# [What this task involves]
Give back the lines below verbatim, omitting all pictures.

# [Supplied records]
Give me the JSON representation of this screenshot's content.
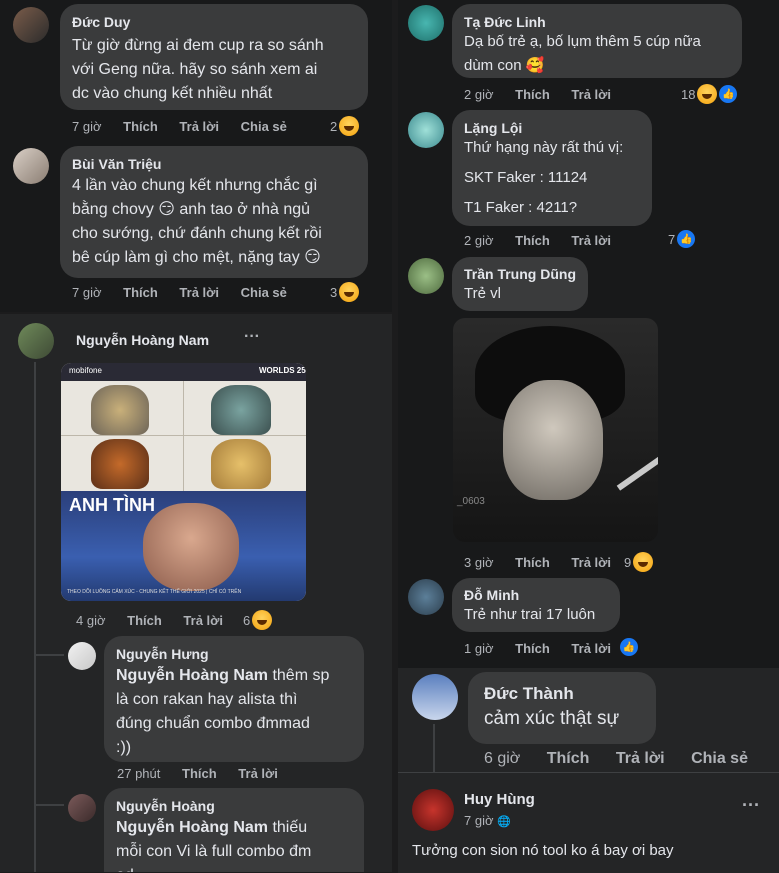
{
  "actions": {
    "like": "Thích",
    "reply": "Trả lời",
    "share": "Chia sẻ"
  },
  "left_top": [
    {
      "name": "Đức Duy",
      "lines": [
        "Từ giờ đừng ai đem cup ra so sánh",
        "với Geng nữa. hãy so sánh xem ai",
        "dc vào chung kết nhiều nhất"
      ],
      "time": "7 giờ",
      "reactions": "2"
    },
    {
      "name": "Bùi Văn Triệu",
      "lines": [
        "4 lần vào chung kết nhưng chắc gì",
        "bằng chovy 😏 anh tao ở nhà ngủ",
        "cho sướng, chứ đánh chung kết rồi",
        "bê cúp làm gì cho mệt, nặng tay 😏"
      ],
      "time": "7 giờ",
      "reactions": "3"
    }
  ],
  "left_post": {
    "name": "Nguyễn Hoàng Nam",
    "more": "···",
    "image_caption": "ANH TÌNH",
    "image_brand": "mobifone",
    "image_event": "WORLDS 25",
    "image_footer": "THEO DÕI LUỒNG CẢM XÚC - CHUNG KẾT THẾ GIỚI 2025 | CHỈ CÓ TRÊN",
    "time": "4 giờ",
    "reactions": "6"
  },
  "left_replies": [
    {
      "name": "Nguyễn Hưng",
      "mention": "Nguyễn Hoàng Nam",
      "lines": [
        " thêm sp",
        "là con rakan hay alista thì",
        "đúng chuẩn combo đmmad",
        ":))"
      ],
      "time": "27 phút"
    },
    {
      "name": "Nguyễn Hoàng",
      "mention": "Nguyễn Hoàng Nam",
      "lines": [
        " thiếu",
        "mỗi con Vi là full combo đm",
        "ad"
      ],
      "time": ""
    }
  ],
  "right_top": [
    {
      "name": "Tạ Đức Linh",
      "lines": [
        "Dạ bố trẻ ạ, bố lụm thêm 5 cúp nữa",
        "dùm con 🥰"
      ],
      "time": "2 giờ",
      "reactions": "18"
    },
    {
      "name": "Lặng Lội",
      "lines": [
        "Thứ hạng này rất thú vị:",
        "SKT Faker : 11124",
        "T1 Faker : 4211?"
      ],
      "time": "2 giờ",
      "reactions": "7"
    },
    {
      "name": "Trần Trung Dũng",
      "lines": [
        "Trẻ vl"
      ],
      "time": "3 giờ",
      "reactions": "9",
      "watermark": "_0603"
    },
    {
      "name": "Đỗ Minh",
      "lines": [
        "Trẻ như trai 17 luôn"
      ],
      "time": "1 giờ",
      "reactions": ""
    }
  ],
  "right_big": {
    "name": "Đức Thành",
    "text": "cảm xúc thật sự",
    "time": "6 giờ"
  },
  "right_post": {
    "name": "Huy Hùng",
    "time": "7 giờ",
    "text": "Tưởng con sion nó tool ko á bay ơi bay",
    "more": "···",
    "globe": "🌐"
  }
}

# [Task solution]
Give me the JSON representation of this screenshot's content.
{
  "actions": {
    "like": "Thích",
    "reply": "Trả lời",
    "share": "Chia sẻ"
  },
  "left_top": [
    {
      "name": "Đức Duy",
      "lines": [
        "Từ giờ đừng ai đem cup ra so sánh",
        "với Geng nữa. hãy so sánh xem ai",
        "dc vào chung kết nhiều nhất"
      ],
      "time": "7 giờ",
      "reactions": "2"
    },
    {
      "name": "Bùi Văn Triệu",
      "lines": [
        "4 lần vào chung kết nhưng chắc gì",
        "bằng chovy 😏 anh tao ở nhà ngủ",
        "cho sướng, chứ đánh chung kết rồi",
        "bê cúp làm gì cho mệt, nặng tay 😏"
      ],
      "time": "7 giờ",
      "reactions": "3"
    }
  ],
  "left_post": {
    "name": "Nguyễn Hoàng Nam",
    "more": "···",
    "image_caption": "ANH TÌNH",
    "image_brand": "mobifone",
    "image_event": "WORLDS 25",
    "image_footer": "THEO DÕI LUỒNG CẢM XÚC - CHUNG KẾT THẾ GIỚI 2025 | CHỈ CÓ TRÊN",
    "time": "4 giờ",
    "reactions": "6"
  },
  "left_replies": [
    {
      "name": "Nguyễn Hưng",
      "mention": "Nguyễn Hoàng Nam",
      "lines": [
        " thêm sp",
        "là con rakan hay alista thì",
        "đúng chuẩn combo đmmad",
        ":))"
      ],
      "time": "27 phút"
    },
    {
      "name": "Nguyễn Hoàng",
      "mention": "Nguyễn Hoàng Nam",
      "lines": [
        " thiếu",
        "mỗi con Vi là full combo đm",
        "ad"
      ],
      "time": ""
    }
  ],
  "right_top": [
    {
      "name": "Tạ Đức Linh",
      "lines": [
        "Dạ bố trẻ ạ, bố lụm thêm 5 cúp nữa",
        "dùm con 🥰"
      ],
      "time": "2 giờ",
      "reactions": "18"
    },
    {
      "name": "Lặng Lội",
      "lines": [
        "Thứ hạng này rất thú vị:",
        "SKT Faker : 11124",
        "T1 Faker : 4211?"
      ],
      "time": "2 giờ",
      "reactions": "7"
    },
    {
      "name": "Trần Trung Dũng",
      "lines": [
        "Trẻ vl"
      ],
      "time": "3 giờ",
      "reactions": "9",
      "watermark": "_0603"
    },
    {
      "name": "Đỗ Minh",
      "lines": [
        "Trẻ như trai 17 luôn"
      ],
      "time": "1 giờ",
      "reactions": ""
    }
  ],
  "right_big": {
    "name": "Đức Thành",
    "text": "cảm xúc thật sự",
    "time": "6 giờ"
  },
  "right_post": {
    "name": "Huy Hùng",
    "time": "7 giờ",
    "text": "Tưởng con sion nó tool ko á bay ơi bay",
    "more": "···",
    "globe": "🌐"
  }
}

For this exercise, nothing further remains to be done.